EXERCISE INSTRUCTIONS. Please print the entries exactly, omitting each image.

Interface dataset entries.
►
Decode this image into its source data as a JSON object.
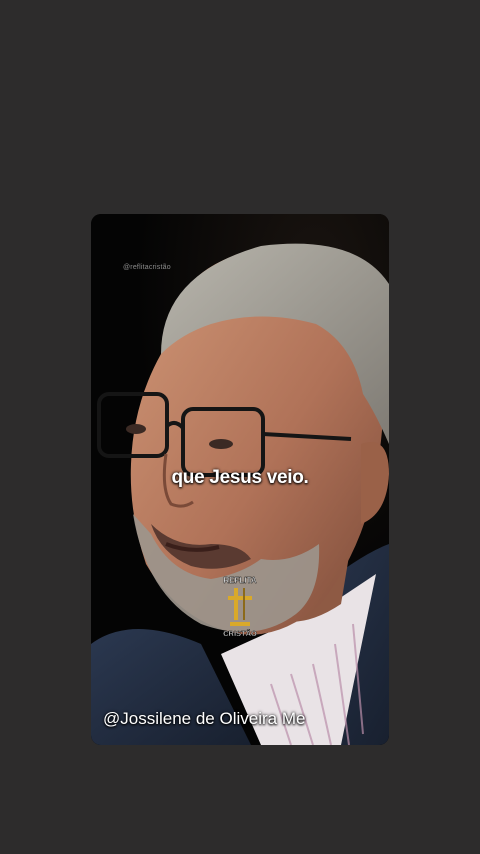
{
  "video": {
    "watermark_handle": "@reflitacristão",
    "caption": "que Jesus veio.",
    "logo_text_top": "REFLITA",
    "logo_text_bottom": "CRISTÃO",
    "credit_handle": "@Jossilene de Oliveira Me"
  },
  "colors": {
    "page_background": "#2d2c2c",
    "video_background": "#050505",
    "caption_text": "#ffffff",
    "logo_gold": "#d9a92a"
  }
}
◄
WRITTEN SOLUTION.
Decode this image into its source data as a JSON object.
{
  "video": {
    "watermark_handle": "@reflitacristão",
    "caption": "que Jesus veio.",
    "logo_text_top": "REFLITA",
    "logo_text_bottom": "CRISTÃO",
    "credit_handle": "@Jossilene de Oliveira Me"
  },
  "colors": {
    "page_background": "#2d2c2c",
    "video_background": "#050505",
    "caption_text": "#ffffff",
    "logo_gold": "#d9a92a"
  }
}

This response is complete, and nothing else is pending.